→ Task instructions:
How many lines of the listing below contain "verified"? State the number alone.

→ Data extract:

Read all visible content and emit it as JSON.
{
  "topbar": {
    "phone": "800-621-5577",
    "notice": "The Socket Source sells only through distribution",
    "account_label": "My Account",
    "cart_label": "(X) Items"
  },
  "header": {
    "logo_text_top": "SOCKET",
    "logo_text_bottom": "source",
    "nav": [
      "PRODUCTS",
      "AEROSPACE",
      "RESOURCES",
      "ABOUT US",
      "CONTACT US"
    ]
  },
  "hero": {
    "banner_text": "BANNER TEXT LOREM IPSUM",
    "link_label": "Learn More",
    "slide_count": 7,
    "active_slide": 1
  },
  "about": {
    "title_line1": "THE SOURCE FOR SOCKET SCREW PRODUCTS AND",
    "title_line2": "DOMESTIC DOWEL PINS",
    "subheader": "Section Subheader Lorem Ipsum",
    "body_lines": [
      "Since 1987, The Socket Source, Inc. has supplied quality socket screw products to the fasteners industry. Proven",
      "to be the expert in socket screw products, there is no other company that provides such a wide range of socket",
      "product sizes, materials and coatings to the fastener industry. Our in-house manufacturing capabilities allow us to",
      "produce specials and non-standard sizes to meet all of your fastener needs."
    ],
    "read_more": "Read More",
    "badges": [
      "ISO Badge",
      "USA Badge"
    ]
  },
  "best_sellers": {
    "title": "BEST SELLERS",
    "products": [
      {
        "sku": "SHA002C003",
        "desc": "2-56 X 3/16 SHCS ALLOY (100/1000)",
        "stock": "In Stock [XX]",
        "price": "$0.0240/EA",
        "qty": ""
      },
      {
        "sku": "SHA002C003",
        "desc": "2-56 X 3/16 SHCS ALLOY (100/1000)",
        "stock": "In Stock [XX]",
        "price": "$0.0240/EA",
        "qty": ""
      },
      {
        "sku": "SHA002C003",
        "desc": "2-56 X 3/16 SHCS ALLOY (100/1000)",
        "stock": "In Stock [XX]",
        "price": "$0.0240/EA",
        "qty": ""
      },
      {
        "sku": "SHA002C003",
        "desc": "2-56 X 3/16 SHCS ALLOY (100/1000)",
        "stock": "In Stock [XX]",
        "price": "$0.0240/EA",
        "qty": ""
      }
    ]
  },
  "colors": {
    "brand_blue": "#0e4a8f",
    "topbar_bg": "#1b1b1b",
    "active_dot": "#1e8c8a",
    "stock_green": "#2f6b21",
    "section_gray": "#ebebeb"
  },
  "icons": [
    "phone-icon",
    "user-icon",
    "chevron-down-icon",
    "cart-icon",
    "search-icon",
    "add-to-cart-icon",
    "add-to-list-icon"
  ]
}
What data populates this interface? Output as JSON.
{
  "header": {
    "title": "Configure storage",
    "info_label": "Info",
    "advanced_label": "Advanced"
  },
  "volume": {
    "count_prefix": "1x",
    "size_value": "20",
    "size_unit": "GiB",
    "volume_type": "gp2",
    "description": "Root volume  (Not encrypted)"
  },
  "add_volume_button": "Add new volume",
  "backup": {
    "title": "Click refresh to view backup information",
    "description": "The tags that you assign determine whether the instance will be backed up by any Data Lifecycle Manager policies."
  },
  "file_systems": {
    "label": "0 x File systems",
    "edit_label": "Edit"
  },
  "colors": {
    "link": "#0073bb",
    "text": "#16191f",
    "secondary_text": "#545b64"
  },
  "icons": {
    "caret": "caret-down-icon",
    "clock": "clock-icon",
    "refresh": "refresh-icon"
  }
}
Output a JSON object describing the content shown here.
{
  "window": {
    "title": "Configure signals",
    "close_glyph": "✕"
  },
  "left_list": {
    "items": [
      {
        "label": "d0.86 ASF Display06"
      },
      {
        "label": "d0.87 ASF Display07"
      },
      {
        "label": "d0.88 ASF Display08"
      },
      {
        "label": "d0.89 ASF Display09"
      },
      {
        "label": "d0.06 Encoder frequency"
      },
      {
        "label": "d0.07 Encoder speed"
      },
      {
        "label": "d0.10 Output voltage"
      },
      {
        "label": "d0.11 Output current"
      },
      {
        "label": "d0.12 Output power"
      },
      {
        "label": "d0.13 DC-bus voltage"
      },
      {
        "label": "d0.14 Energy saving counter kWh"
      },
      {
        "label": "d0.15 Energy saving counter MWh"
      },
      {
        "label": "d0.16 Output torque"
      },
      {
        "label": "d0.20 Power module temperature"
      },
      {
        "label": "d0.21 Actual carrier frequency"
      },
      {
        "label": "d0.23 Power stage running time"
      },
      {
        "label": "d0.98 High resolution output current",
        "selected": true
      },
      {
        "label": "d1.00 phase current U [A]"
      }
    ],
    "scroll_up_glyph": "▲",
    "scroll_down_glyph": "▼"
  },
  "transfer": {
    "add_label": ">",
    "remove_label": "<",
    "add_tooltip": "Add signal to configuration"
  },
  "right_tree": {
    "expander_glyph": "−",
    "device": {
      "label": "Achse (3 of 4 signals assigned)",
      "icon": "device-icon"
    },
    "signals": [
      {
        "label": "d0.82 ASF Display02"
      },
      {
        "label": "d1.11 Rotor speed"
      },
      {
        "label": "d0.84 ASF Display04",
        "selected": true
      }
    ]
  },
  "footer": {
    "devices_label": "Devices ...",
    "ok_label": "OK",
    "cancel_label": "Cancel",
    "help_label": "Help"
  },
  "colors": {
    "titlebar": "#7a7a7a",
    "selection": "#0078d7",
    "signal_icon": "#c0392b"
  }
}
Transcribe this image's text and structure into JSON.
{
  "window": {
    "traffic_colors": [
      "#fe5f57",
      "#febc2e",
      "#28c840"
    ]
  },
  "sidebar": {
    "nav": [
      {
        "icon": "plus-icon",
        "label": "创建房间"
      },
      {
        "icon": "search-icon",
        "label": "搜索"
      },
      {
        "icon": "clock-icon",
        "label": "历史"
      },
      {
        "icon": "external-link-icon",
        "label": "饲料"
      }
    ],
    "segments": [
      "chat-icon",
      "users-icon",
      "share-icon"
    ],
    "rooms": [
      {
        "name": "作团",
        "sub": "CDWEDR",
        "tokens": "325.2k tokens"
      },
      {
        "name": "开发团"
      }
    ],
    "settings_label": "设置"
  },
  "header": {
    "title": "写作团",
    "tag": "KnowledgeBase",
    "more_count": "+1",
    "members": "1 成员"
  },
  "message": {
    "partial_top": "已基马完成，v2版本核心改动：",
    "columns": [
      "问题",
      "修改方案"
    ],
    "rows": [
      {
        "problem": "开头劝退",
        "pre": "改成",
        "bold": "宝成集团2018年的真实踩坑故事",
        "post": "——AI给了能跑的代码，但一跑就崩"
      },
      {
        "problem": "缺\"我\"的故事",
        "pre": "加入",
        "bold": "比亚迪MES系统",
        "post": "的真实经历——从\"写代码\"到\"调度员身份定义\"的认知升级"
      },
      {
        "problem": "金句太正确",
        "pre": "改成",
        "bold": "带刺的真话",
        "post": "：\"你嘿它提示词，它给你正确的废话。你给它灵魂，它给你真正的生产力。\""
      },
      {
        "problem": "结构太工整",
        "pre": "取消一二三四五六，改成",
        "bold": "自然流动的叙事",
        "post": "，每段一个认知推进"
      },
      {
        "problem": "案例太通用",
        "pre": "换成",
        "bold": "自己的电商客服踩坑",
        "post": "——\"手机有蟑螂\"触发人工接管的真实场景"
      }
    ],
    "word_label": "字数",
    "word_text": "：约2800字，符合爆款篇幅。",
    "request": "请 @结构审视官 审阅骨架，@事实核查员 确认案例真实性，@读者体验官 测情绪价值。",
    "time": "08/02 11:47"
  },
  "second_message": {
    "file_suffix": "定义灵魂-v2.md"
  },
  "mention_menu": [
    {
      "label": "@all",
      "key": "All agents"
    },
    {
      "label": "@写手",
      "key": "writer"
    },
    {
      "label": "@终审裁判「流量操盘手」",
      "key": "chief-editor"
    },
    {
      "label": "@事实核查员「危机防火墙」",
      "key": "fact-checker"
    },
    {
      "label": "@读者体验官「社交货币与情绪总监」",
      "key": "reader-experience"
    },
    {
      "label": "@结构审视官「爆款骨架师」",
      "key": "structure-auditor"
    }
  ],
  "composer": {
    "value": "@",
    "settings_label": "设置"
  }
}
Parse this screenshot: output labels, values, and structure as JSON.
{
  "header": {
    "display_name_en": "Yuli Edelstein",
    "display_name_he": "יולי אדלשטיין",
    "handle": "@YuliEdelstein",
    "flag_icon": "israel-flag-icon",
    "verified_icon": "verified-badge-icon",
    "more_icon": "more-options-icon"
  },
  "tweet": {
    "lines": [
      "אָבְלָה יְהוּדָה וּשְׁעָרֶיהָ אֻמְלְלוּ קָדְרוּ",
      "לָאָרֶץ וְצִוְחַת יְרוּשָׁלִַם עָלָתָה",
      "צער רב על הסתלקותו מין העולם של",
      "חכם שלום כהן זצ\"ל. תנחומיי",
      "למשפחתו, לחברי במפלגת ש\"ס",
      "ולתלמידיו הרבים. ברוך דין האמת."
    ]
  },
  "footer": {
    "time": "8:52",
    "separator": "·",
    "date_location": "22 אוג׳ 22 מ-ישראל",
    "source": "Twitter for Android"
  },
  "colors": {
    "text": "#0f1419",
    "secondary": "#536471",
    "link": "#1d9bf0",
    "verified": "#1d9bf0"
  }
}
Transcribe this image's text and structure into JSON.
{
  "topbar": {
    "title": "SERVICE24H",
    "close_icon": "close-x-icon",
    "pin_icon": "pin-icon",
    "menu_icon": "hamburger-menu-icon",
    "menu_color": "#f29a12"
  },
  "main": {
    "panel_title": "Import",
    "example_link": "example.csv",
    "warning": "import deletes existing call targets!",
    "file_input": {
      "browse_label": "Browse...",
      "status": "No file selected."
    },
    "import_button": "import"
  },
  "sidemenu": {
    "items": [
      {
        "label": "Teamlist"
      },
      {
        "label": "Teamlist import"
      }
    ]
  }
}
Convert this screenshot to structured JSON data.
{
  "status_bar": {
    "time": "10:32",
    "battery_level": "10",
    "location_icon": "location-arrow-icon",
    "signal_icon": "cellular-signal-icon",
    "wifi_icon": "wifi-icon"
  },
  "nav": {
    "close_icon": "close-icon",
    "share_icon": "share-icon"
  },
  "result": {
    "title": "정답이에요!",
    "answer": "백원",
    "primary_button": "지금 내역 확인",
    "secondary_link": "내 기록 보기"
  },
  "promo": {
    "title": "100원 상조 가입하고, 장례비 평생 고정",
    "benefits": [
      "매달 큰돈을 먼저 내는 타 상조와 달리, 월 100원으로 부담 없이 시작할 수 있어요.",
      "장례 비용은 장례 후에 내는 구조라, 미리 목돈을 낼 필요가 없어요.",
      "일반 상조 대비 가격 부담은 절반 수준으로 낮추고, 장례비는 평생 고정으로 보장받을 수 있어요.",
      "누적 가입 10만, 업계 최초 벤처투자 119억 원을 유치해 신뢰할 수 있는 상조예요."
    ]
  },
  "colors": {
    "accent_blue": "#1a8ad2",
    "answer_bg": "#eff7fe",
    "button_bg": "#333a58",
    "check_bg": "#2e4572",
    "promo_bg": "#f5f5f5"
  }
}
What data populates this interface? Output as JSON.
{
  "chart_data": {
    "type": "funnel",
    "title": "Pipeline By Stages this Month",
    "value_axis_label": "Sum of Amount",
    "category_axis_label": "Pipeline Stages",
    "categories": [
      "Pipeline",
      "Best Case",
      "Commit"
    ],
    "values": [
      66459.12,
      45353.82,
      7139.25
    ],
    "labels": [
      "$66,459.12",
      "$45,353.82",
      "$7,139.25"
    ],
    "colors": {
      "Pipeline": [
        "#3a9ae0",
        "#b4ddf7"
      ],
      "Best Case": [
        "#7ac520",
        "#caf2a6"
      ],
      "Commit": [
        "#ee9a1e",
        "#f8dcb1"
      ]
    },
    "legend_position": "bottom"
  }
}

→ Problem solution:
2